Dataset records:

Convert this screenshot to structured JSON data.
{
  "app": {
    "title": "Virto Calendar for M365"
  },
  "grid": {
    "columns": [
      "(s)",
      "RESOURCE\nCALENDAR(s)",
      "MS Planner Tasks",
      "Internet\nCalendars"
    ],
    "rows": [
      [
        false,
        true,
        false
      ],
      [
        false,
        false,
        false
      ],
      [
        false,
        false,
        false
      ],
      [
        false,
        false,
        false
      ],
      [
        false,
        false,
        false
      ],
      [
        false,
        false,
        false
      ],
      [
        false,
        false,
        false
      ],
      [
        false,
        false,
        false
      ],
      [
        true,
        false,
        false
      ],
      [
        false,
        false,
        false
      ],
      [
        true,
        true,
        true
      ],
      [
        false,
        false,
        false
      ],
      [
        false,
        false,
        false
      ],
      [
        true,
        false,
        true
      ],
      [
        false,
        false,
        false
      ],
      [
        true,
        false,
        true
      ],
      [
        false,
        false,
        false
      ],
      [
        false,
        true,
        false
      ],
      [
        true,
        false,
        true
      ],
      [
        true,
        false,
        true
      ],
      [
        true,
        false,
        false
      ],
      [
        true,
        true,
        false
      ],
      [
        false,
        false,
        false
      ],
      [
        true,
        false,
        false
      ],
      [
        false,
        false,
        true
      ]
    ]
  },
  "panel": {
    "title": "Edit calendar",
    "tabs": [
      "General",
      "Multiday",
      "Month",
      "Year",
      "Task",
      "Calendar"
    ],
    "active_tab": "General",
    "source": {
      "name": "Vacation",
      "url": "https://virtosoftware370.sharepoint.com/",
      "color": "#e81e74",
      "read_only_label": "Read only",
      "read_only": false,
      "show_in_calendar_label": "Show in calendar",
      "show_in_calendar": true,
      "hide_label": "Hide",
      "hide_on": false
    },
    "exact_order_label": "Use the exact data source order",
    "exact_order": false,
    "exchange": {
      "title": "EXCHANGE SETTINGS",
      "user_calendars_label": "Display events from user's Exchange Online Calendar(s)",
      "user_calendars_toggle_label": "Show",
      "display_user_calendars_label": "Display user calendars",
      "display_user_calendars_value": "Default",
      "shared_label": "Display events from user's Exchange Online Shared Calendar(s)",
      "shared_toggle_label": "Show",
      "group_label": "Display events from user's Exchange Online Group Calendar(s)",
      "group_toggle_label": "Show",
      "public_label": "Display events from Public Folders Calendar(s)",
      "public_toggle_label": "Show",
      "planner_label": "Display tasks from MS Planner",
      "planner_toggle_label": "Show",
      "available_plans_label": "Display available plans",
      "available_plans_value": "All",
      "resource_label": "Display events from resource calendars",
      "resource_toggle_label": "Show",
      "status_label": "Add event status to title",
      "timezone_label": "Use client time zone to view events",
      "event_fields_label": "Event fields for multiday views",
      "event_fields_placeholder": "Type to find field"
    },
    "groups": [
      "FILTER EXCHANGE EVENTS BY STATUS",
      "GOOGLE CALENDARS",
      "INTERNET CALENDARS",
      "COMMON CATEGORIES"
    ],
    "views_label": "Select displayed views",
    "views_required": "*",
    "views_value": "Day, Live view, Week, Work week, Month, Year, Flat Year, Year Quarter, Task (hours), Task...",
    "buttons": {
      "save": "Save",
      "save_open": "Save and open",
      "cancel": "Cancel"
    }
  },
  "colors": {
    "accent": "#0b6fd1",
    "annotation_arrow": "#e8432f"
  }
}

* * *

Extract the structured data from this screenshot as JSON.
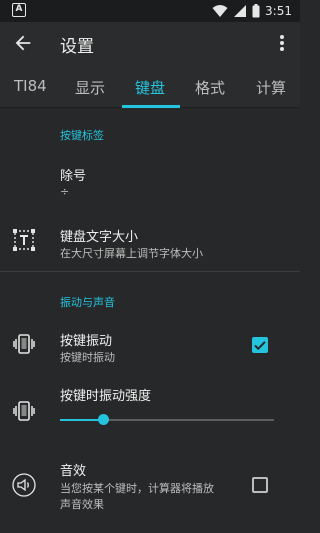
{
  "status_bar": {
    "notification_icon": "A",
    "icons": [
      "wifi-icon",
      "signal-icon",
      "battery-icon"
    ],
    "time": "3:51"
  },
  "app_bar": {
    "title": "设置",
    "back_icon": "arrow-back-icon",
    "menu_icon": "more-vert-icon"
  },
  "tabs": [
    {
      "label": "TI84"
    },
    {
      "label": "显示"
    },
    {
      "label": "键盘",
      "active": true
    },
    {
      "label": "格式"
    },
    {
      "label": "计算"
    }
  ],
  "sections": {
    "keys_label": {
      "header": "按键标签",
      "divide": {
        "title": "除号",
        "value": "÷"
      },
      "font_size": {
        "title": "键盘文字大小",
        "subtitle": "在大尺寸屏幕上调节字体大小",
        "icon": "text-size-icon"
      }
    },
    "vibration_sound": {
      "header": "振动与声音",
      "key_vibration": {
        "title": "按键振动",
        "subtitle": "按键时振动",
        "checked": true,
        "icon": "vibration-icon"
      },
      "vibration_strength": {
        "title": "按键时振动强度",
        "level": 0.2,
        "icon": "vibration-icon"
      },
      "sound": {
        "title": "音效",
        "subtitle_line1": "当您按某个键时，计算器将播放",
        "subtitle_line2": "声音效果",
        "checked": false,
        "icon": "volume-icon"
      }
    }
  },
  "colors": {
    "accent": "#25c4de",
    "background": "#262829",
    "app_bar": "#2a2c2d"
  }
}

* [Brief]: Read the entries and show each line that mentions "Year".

* [Task solution]:
      "Year",
    "views_value": "Day, Live view, Week, Work week, Month, Year, Flat Year, Year Quarter, Task (hours), Task...",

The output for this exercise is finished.